If the workers aboard Transocean's Development Driller II or its sister rig DDIII miss or move too slowly, oil will keep pouring into the sea. As much as 125 million gallons of oil has gushed into the Gulf.
No one on the rig has done this before because these deep sea interventions are so rare. But rig workers brushed off worries and the pressure to succeed.
"It's really not a tough thing to do," says Mickey Fruge, the wellsite leader aboard the DDII for BP, which was leasing the rig that blew up and is responsible for stopping the oil.
The relief wells are slowly grinding their drill bits 13,000 feet below the seafloor until they intersect the damaged well left by the Deepwater Horizon. A group of reporters that included The Associated Press had a rare chance to tour the rig Saturday.
Reporters flew by helicopter above the patchy wetlands along the Mississippi River Delta and past the floating boom and skimmers that have failed to protect the Gulf Coast.
About 40 miles from the coast, a fleet of ships becomes visible. They look like toys packed in a two-mile-square patch of dull water. The approaching drill rig is easy to spot with its 200-foot derrick.
After the Sikorsky chopper settles on its landing pad, the thwack of the rotors quiets down, and a rig worker steps into the helicopter cabin.
"OK, welcome to the DDII," he says.
Out in the distance, another drilling rig is siphoning off oil and natural gas from the undersea well and burning it in a multi-nozzled flare. It looks like the flames are radiating from an oversized showerhead. Other ships hose off that rig's deck to keep the heat from building.
Meanwhile, a boom attached to a drill ship called the Discoverer Enterprise flares off natural gas taken from a containment cap that is sucking up oil from the well head. The distant flames are a constant reminder that crude and gas are leaking beneath the feet of those aboard the DDII as they walk across the see-through grating on its floor.
The Enterprise sits where the Deepwater Horizon rig exploded.

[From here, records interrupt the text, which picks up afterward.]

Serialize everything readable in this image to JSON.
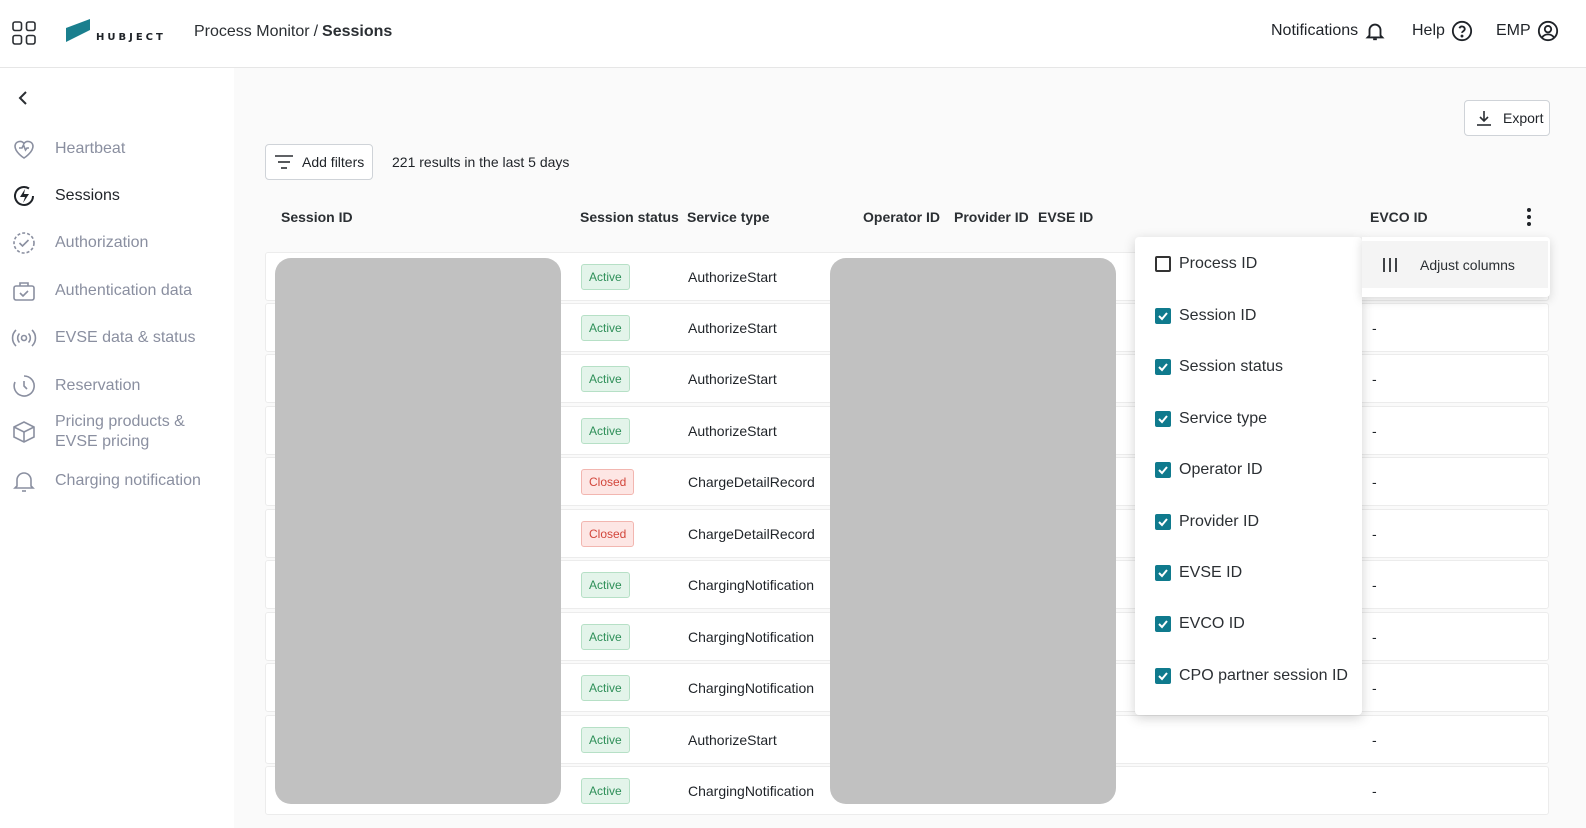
{
  "header": {
    "logo_text": "HUBJECT",
    "breadcrumb_parent": "Process Monitor",
    "breadcrumb_separator": "/",
    "breadcrumb_current": "Sessions",
    "notifications_label": "Notifications",
    "help_label": "Help",
    "user_label": "EMP"
  },
  "sidebar": {
    "items": [
      {
        "label": "Heartbeat",
        "icon": "heart-icon"
      },
      {
        "label": "Sessions",
        "icon": "bolt-icon",
        "active": true
      },
      {
        "label": "Authorization",
        "icon": "check-circle-icon"
      },
      {
        "label": "Authentication data",
        "icon": "briefcase-icon"
      },
      {
        "label": "EVSE data & status",
        "icon": "signal-icon"
      },
      {
        "label": "Reservation",
        "icon": "clock-icon"
      },
      {
        "label": "Pricing products & EVSE pricing",
        "label_line1": "Pricing products &",
        "label_line2": "EVSE pricing",
        "icon": "box-icon"
      },
      {
        "label": "Charging notification",
        "icon": "bell-icon"
      }
    ]
  },
  "toolbar": {
    "export_label": "Export",
    "add_filters_label": "Add filters",
    "results_text": "221 results in the last 5 days"
  },
  "table": {
    "columns": [
      "Session ID",
      "Session status",
      "Service type",
      "Operator ID",
      "Provider ID",
      "EVSE ID",
      "EVCO ID"
    ],
    "rows": [
      {
        "status": "Active",
        "service": "AuthorizeStart",
        "evco": ""
      },
      {
        "status": "Active",
        "service": "AuthorizeStart",
        "evco": "-"
      },
      {
        "status": "Active",
        "service": "AuthorizeStart",
        "evco": "-"
      },
      {
        "status": "Active",
        "service": "AuthorizeStart",
        "evco": "-"
      },
      {
        "status": "Closed",
        "service": "ChargeDetailRecord",
        "evco": "-"
      },
      {
        "status": "Closed",
        "service": "ChargeDetailRecord",
        "evco": "-"
      },
      {
        "status": "Active",
        "service": "ChargingNotification",
        "evco": "-"
      },
      {
        "status": "Active",
        "service": "ChargingNotification",
        "evco": "-"
      },
      {
        "status": "Active",
        "service": "ChargingNotification",
        "evco": "-"
      },
      {
        "status": "Active",
        "service": "AuthorizeStart",
        "evco": "-"
      },
      {
        "status": "Active",
        "service": "ChargingNotification",
        "evco": "-"
      }
    ]
  },
  "column_menu": {
    "options": [
      {
        "label": "Process ID",
        "checked": false
      },
      {
        "label": "Session ID",
        "checked": true
      },
      {
        "label": "Session status",
        "checked": true
      },
      {
        "label": "Service type",
        "checked": true
      },
      {
        "label": "Operator ID",
        "checked": true
      },
      {
        "label": "Provider ID",
        "checked": true
      },
      {
        "label": "EVSE ID",
        "checked": true
      },
      {
        "label": "EVCO ID",
        "checked": true
      },
      {
        "label": "CPO partner session ID",
        "checked": true
      }
    ],
    "adjust_columns_label": "Adjust columns"
  },
  "colors": {
    "accent": "#0f7a8d",
    "active_badge_bg": "#e3f4ea",
    "active_badge_text": "#2e8f58",
    "closed_badge_bg": "#fde6e4",
    "closed_badge_text": "#d2463b",
    "muted_nav": "#8a8fa0"
  }
}
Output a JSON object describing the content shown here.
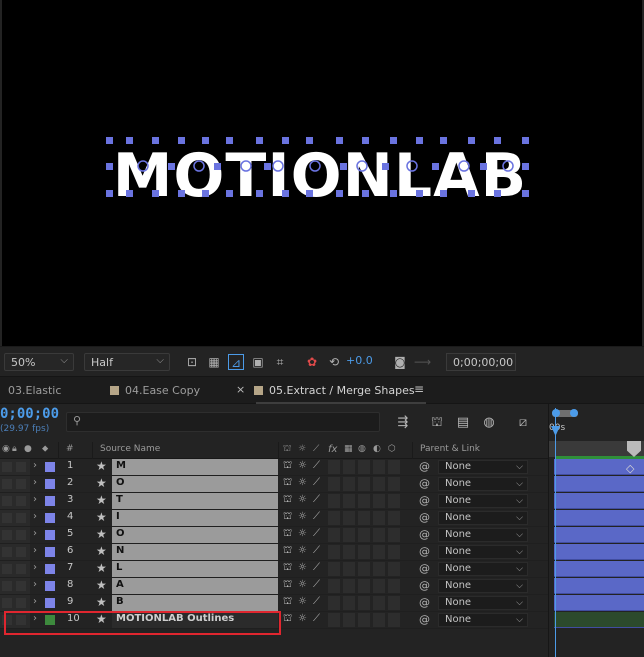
{
  "viewer": {
    "comp_text": "MOTIONLAB",
    "zoom": "50%",
    "resolution": "Half",
    "exposure": "+0.0",
    "timecode": "0;00;00;00"
  },
  "tabs": [
    {
      "label": "03.Elastic",
      "active": false
    },
    {
      "label": "04.Ease Copy",
      "active": false
    },
    {
      "label": "05.Extract / Merge Shapes",
      "active": true
    }
  ],
  "timeline": {
    "current_time": "0;00;00",
    "fps": "(29.97 fps)",
    "ruler_label": "00s",
    "columns": {
      "number": "#",
      "source_name": "Source Name",
      "parent": "Parent & Link",
      "fx": "fx"
    },
    "layers": [
      {
        "num": "1",
        "name": "M",
        "parent": "None"
      },
      {
        "num": "2",
        "name": "O",
        "parent": "None"
      },
      {
        "num": "3",
        "name": "T",
        "parent": "None"
      },
      {
        "num": "4",
        "name": "I",
        "parent": "None"
      },
      {
        "num": "5",
        "name": "O",
        "parent": "None"
      },
      {
        "num": "6",
        "name": "N",
        "parent": "None"
      },
      {
        "num": "7",
        "name": "L",
        "parent": "None"
      },
      {
        "num": "8",
        "name": "A",
        "parent": "None"
      },
      {
        "num": "9",
        "name": "B",
        "parent": "None"
      },
      {
        "num": "10",
        "name": "MOTIONLAB Outlines",
        "parent": "None"
      }
    ]
  },
  "colors": {
    "accent_blue": "#4c9be8",
    "label_purple": "#7d84e8",
    "label_green": "#3d8a3d",
    "highlight_red": "#e0262f",
    "bar_blue": "#5a68c7"
  }
}
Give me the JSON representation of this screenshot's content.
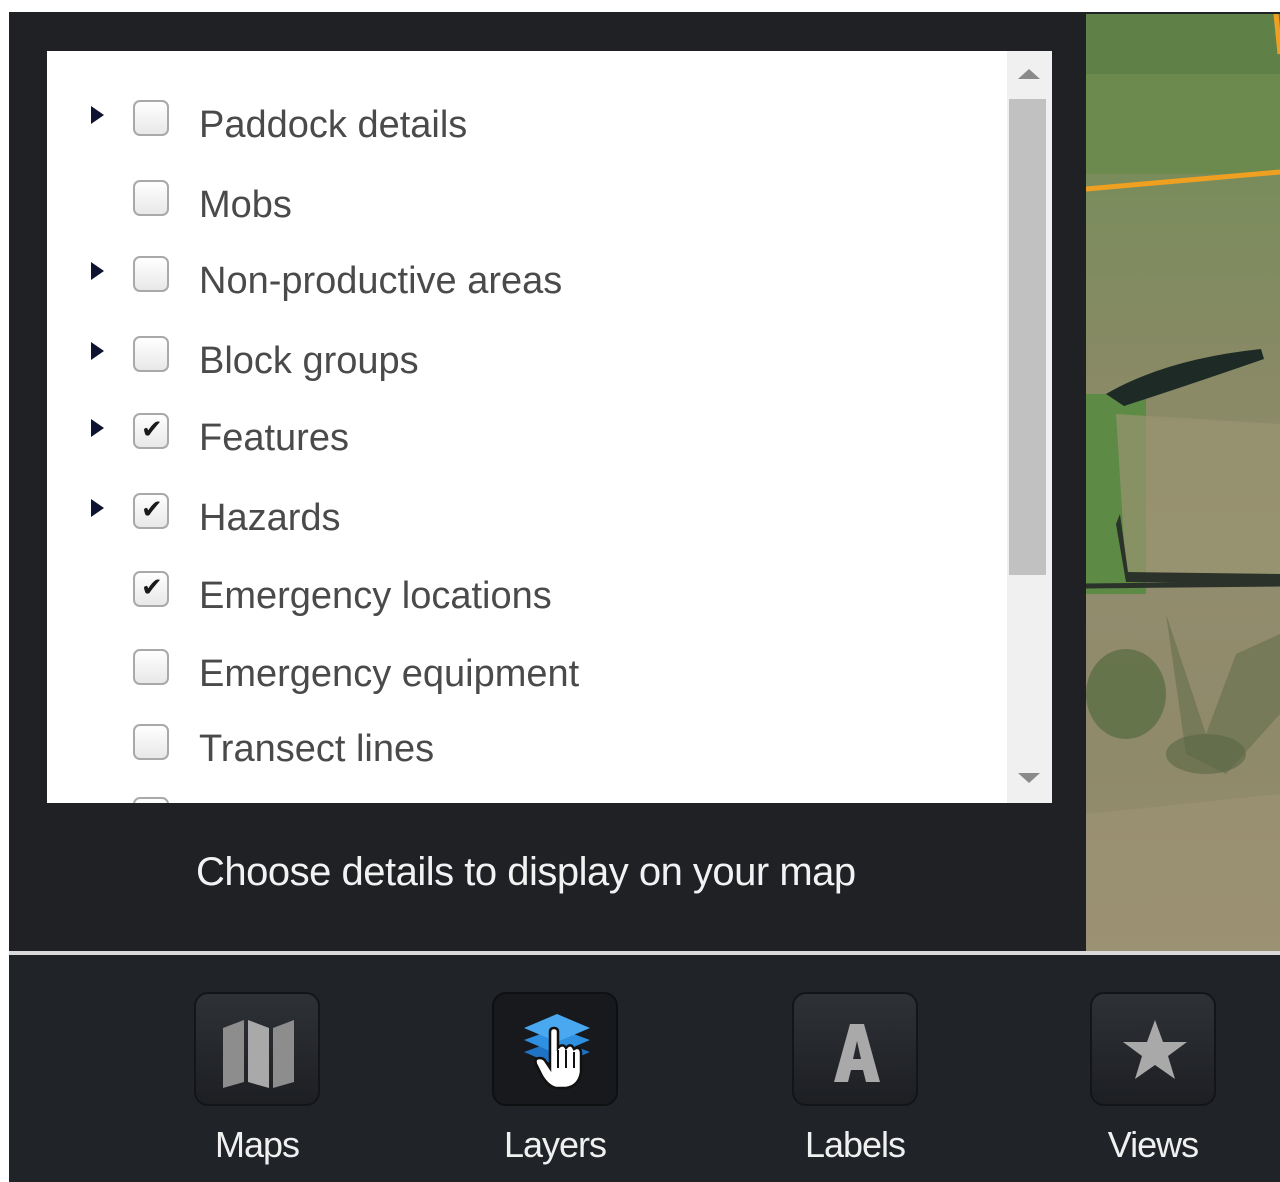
{
  "layers_panel": {
    "items": [
      {
        "label": "Paddock details",
        "checked": false,
        "expandable": true
      },
      {
        "label": "Mobs",
        "checked": false,
        "expandable": false
      },
      {
        "label": "Non-productive areas",
        "checked": false,
        "expandable": true
      },
      {
        "label": "Block groups",
        "checked": false,
        "expandable": true
      },
      {
        "label": "Features",
        "checked": true,
        "expandable": true
      },
      {
        "label": "Hazards",
        "checked": true,
        "expandable": true
      },
      {
        "label": "Emergency locations",
        "checked": true,
        "expandable": false
      },
      {
        "label": "Emergency equipment",
        "checked": false,
        "expandable": false
      },
      {
        "label": "Transect lines",
        "checked": false,
        "expandable": false
      }
    ],
    "hint": "Choose details to display on your map"
  },
  "toolbar": {
    "tools": [
      {
        "label": "Maps",
        "icon": "map-icon",
        "active": false
      },
      {
        "label": "Layers",
        "icon": "layers-icon",
        "active": true
      },
      {
        "label": "Labels",
        "icon": "labels-icon",
        "active": false
      },
      {
        "label": "Views",
        "icon": "star-icon",
        "active": false
      }
    ]
  },
  "colors": {
    "panel_bg": "#1f2125",
    "layers_accent": "#2f8fe0",
    "boundary_line": "#f0a020"
  }
}
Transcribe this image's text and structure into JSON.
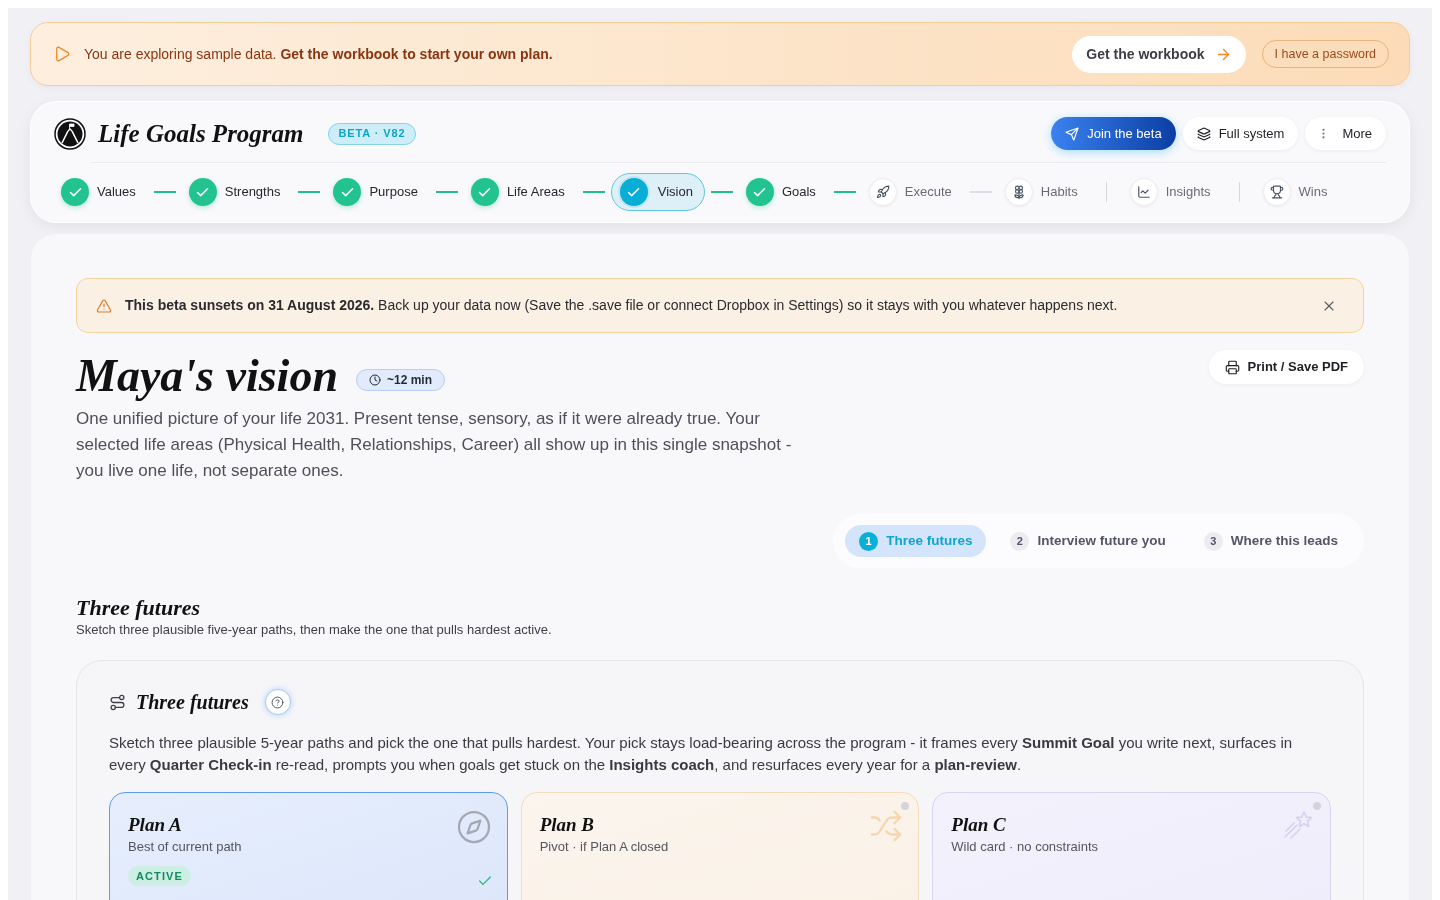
{
  "banner": {
    "text": "You are exploring sample data. **Get the workbook to start your own plan.**",
    "primary_button": "Get the workbook",
    "secondary_button": "I have a password"
  },
  "header": {
    "title": "Life Goals Program",
    "badge": "BETA · V82",
    "buttons": [
      {
        "label": "Join the beta",
        "kind": "primary"
      },
      {
        "label": "Full system",
        "kind": "secondary"
      },
      {
        "label": "More",
        "kind": "menu"
      }
    ]
  },
  "steps": [
    {
      "label": "Values",
      "done": true,
      "selected": false
    },
    {
      "label": "Strengths",
      "done": true,
      "selected": false
    },
    {
      "label": "Purpose",
      "done": true,
      "selected": false
    },
    {
      "label": "Life Areas",
      "done": true,
      "selected": false
    },
    {
      "label": "Vision",
      "done": true,
      "selected": true
    },
    {
      "label": "Goals",
      "done": true,
      "selected": false
    },
    {
      "label": "Execute",
      "done": false,
      "selected": false
    },
    {
      "label": "Habits",
      "done": false,
      "selected": false
    }
  ],
  "extra_steps": [
    {
      "label": "Insights",
      "selected": false
    },
    {
      "label": "Wins",
      "selected": false
    }
  ],
  "alert": {
    "text": "**This beta sunsets on 31 August 2026.** Back up your data now (Save the .save file or connect Dropbox in Settings) so it stays with you whatever happens next."
  },
  "page": {
    "title": "Maya's vision",
    "duration": "~12 min",
    "print_button": "Print / Save PDF",
    "description": "One unified picture of your life 2031. Present tense, sensory, as if it were already true. Your selected life areas (Physical Health, Relationships, Career) all show up in this single snapshot - you live one life, not separate ones."
  },
  "tabs": [
    {
      "number": "1",
      "label": "Three futures",
      "selected": true
    },
    {
      "number": "2",
      "label": "Interview future you",
      "selected": false
    },
    {
      "number": "3",
      "label": "Where this leads",
      "selected": false
    }
  ],
  "section": {
    "title": "Three futures",
    "subtitle": "Sketch three plausible five-year paths, then make the one that pulls hardest active."
  },
  "card": {
    "title": "Three futures",
    "text": "Sketch three plausible 5-year paths and pick the one that pulls hardest. Your pick stays load-bearing across the program - it frames every **Summit Goal** you write next, surfaces in every **Quarter Check-in** re-read, prompts you when goals get stuck on the **Insights coach**, and resurfaces every year for a **plan-review**.",
    "plans": [
      {
        "title": "Plan A",
        "subtitle": "Best of current path",
        "selected": true,
        "badge": "ACTIVE"
      },
      {
        "title": "Plan B",
        "subtitle": "Pivot · if Plan A closed",
        "selected": false
      },
      {
        "title": "Plan C",
        "subtitle": "Wild card · no constraints",
        "selected": false
      }
    ]
  }
}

Some of the DDII crew knew Transocean workers on that rig.
It's "always, always on our mind," said Wendell Guidry, Transocean's drilling superintendent on the rig.
BP has said a relief well should be ready by August, and the DDIII is farther along, having reached a depth of nearly 11,000 feet below the seafloor. Still, Guidry said, it's unclear which rig will hit the target first.
"Never know what will happen," he said. "You never know."
Work goes on around-the-clock on the DDII, which can hold 176 people. Eight thrusters on the rig keep it precisely positioned over the well it's drilling. The ship is so large that those aboard cannot feel it move on the water most of the time.
Once one of the two relief wells intersects the damaged line, BP plans to pump heavy drilling mud in to stop the oil flow and plug the blown-out well with cement.
It's a tricky task and not guaranteed to work. A pair of relief wells took months to stop an undersea gusher in Mexico that started in the summer of 1979.
Coast Guard Adm. Thad Allen, the top federal official in the spill response, has said construction on the relief wells remains ahead of schedule. But setbacks are routine on a drilling rig.
"It's business as usual, man," said Eric Jackson, a rig worker. "Everybody tells us to be, 'Hey, don't let the pressure get to you.' This is what we do for a living, man. We drill wells. It's the same as any other day."